Sigmund Freud and Carl Jung did not "make" dreams.
They analyzed the dreams of their patients, (and themselves) in an attempt to understand a symbolic and image-laden language of the subconscious--quite a different matter from the unconscience..
"but often isnít a dream just a dream,
perhaps a way for the mind to entertain itself?"
That possibility was er, entertained and eventually dismissed by both, in fact, in variant differing degrees as a classification of dreamstage, most famously recognizable now by REM (rapid eye movement) stages. (I used to enjoy my Windows '98 program--I liked to watch it "de-frag", simply because I imagined that various shuffling and re-filing as very much the way a human brain works--sorting the days information)
I don't think either espoused the idea that it was mere "entertainment" for an "unconscious mind". In fact, Freud was most strident in his belief that dreams were expressions of (subconcious) desire that found a voice, (thus, an indication of conscious repression) albeit through sometimes seemingly "chaosed" imagery.
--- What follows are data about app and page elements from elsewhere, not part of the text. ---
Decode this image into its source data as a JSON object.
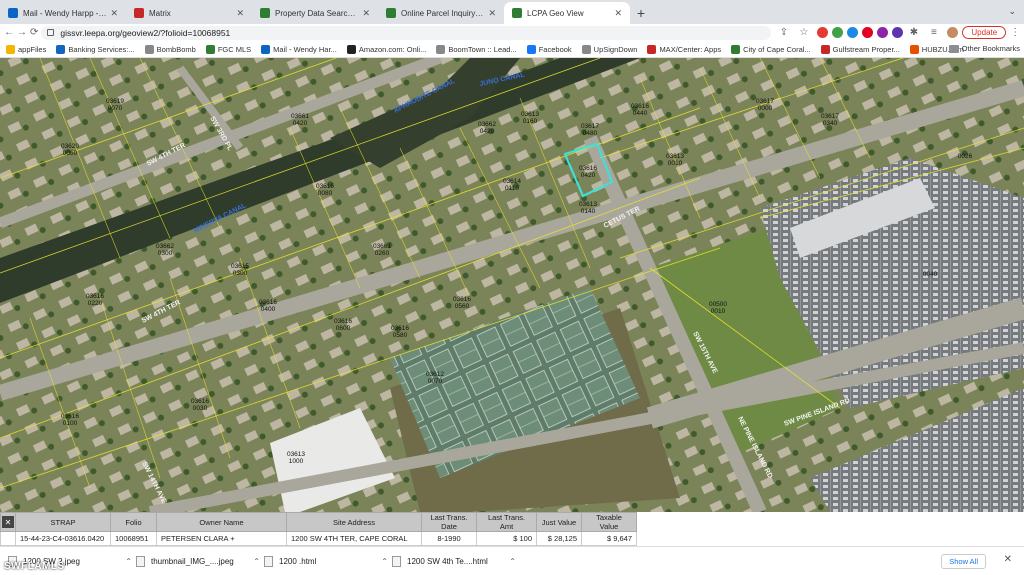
{
  "tabs": [
    {
      "label": "Mail - Wendy Harpp - Outlook",
      "color": "#0a66c2",
      "active": false
    },
    {
      "label": "Matrix",
      "color": "#c62828",
      "active": false
    },
    {
      "label": "Property Data Search | Lee Co",
      "color": "#2e7d32",
      "active": false
    },
    {
      "label": "Online Parcel Inquiry | Lee Co",
      "color": "#2e7d32",
      "active": false
    },
    {
      "label": "LCPA Geo View",
      "color": "#2e7d32",
      "active": true
    }
  ],
  "address": {
    "url": "gissvr.leepa.org/geoview2/?folioid=10068951",
    "update_label": "Update"
  },
  "bookmarks": [
    {
      "label": "appFiles",
      "color": "#f4b400"
    },
    {
      "label": "Banking Services:...",
      "color": "#1565c0"
    },
    {
      "label": "BombBomb",
      "color": "#888888"
    },
    {
      "label": "FGC MLS",
      "color": "#2e7d32"
    },
    {
      "label": "Mail - Wendy Har...",
      "color": "#0a66c2"
    },
    {
      "label": "Amazon.com: Onli...",
      "color": "#222222"
    },
    {
      "label": "BoomTown :: Lead...",
      "color": "#888888"
    },
    {
      "label": "Facebook",
      "color": "#1877f2"
    },
    {
      "label": "UpSignDown",
      "color": "#888888"
    },
    {
      "label": "MAX/Center: Apps",
      "color": "#c62828"
    },
    {
      "label": "City of Cape Coral...",
      "color": "#2e7d32"
    },
    {
      "label": "Gulfstream Proper...",
      "color": "#c62828"
    },
    {
      "label": "HUBZU.com",
      "color": "#e65100"
    }
  ],
  "other_bookmarks": "Other Bookmarks",
  "map": {
    "street_labels": {
      "aphrodite_canal": "APHRODITE CANAL",
      "juno_canal": "JUNO CANAL",
      "minerva_canal": "MINERVA CANAL",
      "sw_4th_ter_top": "SW 4TH TER",
      "sw_4th_ter": "SW 4TH TER",
      "cetus_ter": "CETUS TER",
      "sw_15th_ave": "SW 15TH AVE",
      "ne_pine_island_rd": "NE PINE ISLAND RD",
      "sw_pine_island_rd": "SW PINE ISLAND RD",
      "sw_14th_ave": "SW 14TH AVE",
      "sw_3rd_pl": "SW 3RD PL"
    },
    "parcel_labels": [
      {
        "t1": "03616",
        "t2": "0420"
      },
      {
        "t1": "03618",
        "t2": "0000"
      },
      {
        "t1": "03613",
        "t2": "1000"
      },
      {
        "t1": "00500",
        "t2": "0010"
      },
      {
        "t1": "03613",
        "t2": "0160"
      },
      {
        "t1": "03612",
        "t2": "0070"
      },
      {
        "t1": "03614",
        "t2": "0110"
      },
      {
        "t1": "03616",
        "t2": "0600"
      },
      {
        "t1": "03616",
        "t2": "0560"
      },
      {
        "t1": "03616",
        "t2": "0580"
      },
      {
        "t1": "03662",
        "t2": "0420"
      },
      {
        "t1": "03661",
        "t2": "0420"
      },
      {
        "t1": "03617",
        "t2": "0480"
      },
      {
        "t1": "03613",
        "t2": "0010"
      },
      {
        "t1": "03615",
        "t2": "0300"
      },
      {
        "t1": "03617",
        "t2": "0000"
      },
      {
        "t1": "03616",
        "t2": "0220"
      },
      {
        "t1": "03616",
        "t2": "0400"
      },
      {
        "t1": "03616",
        "t2": "0100"
      },
      {
        "t1": "03616",
        "t2": "0030"
      },
      {
        "t1": "03613",
        "t2": "0140"
      },
      {
        "t1": "03661",
        "t2": "0260"
      },
      {
        "t1": "03662",
        "t2": "0300"
      },
      {
        "t1": "0040",
        "t2": ""
      },
      {
        "t1": "0026",
        "t2": ""
      },
      {
        "t1": "03617",
        "t2": "0340"
      },
      {
        "t1": "03619",
        "t2": "0070"
      },
      {
        "t1": "03620",
        "t2": "0060"
      },
      {
        "t1": "03616",
        "t2": "0440"
      },
      {
        "t1": "03616",
        "t2": "0080"
      }
    ]
  },
  "table": {
    "headers": [
      "STRAP",
      "Folio",
      "Owner Name",
      "Site Address",
      "Last Trans. Date",
      "Last Trans. Amt",
      "Just Value",
      "Taxable Value"
    ],
    "rows": [
      [
        "15-44-23-C4-03616.0420",
        "10068951",
        "PETERSEN CLARA +",
        "1200 SW 4TH TER, CAPE CORAL",
        "8-1990",
        "$ 100",
        "$ 28,125",
        "$ 9,647"
      ]
    ]
  },
  "downloads": [
    {
      "label": "1200 SW 2.jpeg"
    },
    {
      "label": "thumbnail_IMG_....jpeg"
    },
    {
      "label": "1200 .html"
    },
    {
      "label": "1200 SW 4th Te....html"
    }
  ],
  "show_all": "Show All",
  "watermark": "SWFLAMLS"
}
"Also dreams are often more interesting than events in normal life"
No offense, but speak for yourself. I'm sure I can't say what sort of life you're living, but personally, my dreams are welcome respite. And that ain't 'cause my life is boring. (although recently I did have one about St. Michael on an escalator which gave me some pause.*shudder*)
But, I'll not bore you with that, because interest is entirely subjective to an audience, and that audience happens to be me. So I hereby rest my case on the entertainment argument.
"and yet how many do we recall even shortly thereafter?"
sigh. Now how is that even possible to ascertain?
that the conscious mind readily discounts them."
Either put your subject before the predicate or add the appropriate interrogatory punctuation. The way it stands, it asks nothing. (Or are you offering your opinion here? Because I'd welcome that yanno.)
how much of events while awake are we capable of remembering?"
Either way, it is co-relative. Remembering my waking day depends upon how my electrolytes are doing, and if those synapses are zapping ze proper connections. We are basically a bag of chemicals, dependant on the ingestion of "proper" chemicals for maximum performance. And I agree with good humor that some of us are more chemically challenged than others. (heh, chemically challenged--don't suppose I could get that one entered into the politically correct dictionary, eh?)
I do suggest though, that perhaps some dreams offer up a logical formula to that--i.e., perhaps a giant pink copulating bunny might be the emotional equivalent to the variant in the balance of that day's particular constant of a
"stress" puzzle. Or perhaps Freud was right, in that a giant pink copulating bunny was a remnant of an "energizer" battery commercial that conveniently expresses my frustration. (And uh, yeah, I think all frustration was sexual according to Siggy. And yes, I know he said "sometimes a cigar is just a cigar." But let's take into account the man loved cigars. )
"How much of any randomly chosen day in your life one
or more years ago could you in detail recall?"
For that to be truly random, someone else would have to choose a date, and it would be unlikely that I could recall a damned thing on demand by date. Ask me what color panties I wore to the prom, and I'd give you a definitive answer. Ask me what happened on August 22, 1973, and you'll get nothing.
I like to think it's because of that fault-line in our basic computer-brain, that our psychologists interpret dreams as language of subconscious, as an attempt to bridge the two hemispheres. I could remember my prom panties (had I worn any) because that is an emotional cue. Ask me the date of the prom, and I'll offer up a shrug.
The study of dreams offers up a marriage of emotion and the fact-gathering intellect. I think it's a shame to dismiss that offering as a frivolity of mere "entertainment".
But your following response leads me to wonder:
"What is interesting
is being in a dream
when you know, in the dream,
that youíre dreaming."
Are you referring to lucid dreaming? And if you are, have you experienced that?
And if you have, would you indulge me further with an example from your personal experience?
And just one more thing here, all of this conversation is offered in the simple spirit of sharing. Y'see, I'd had a problem (still do, obviously) with sleep due to recurring nightmares. One day, though, I recognized that my dreams (even the nice ones) evolved into the horrific when I had slept too long, or too...heavily.
So yes, I have to agree with Antero Alli:
Children have nightmares in order to wake up.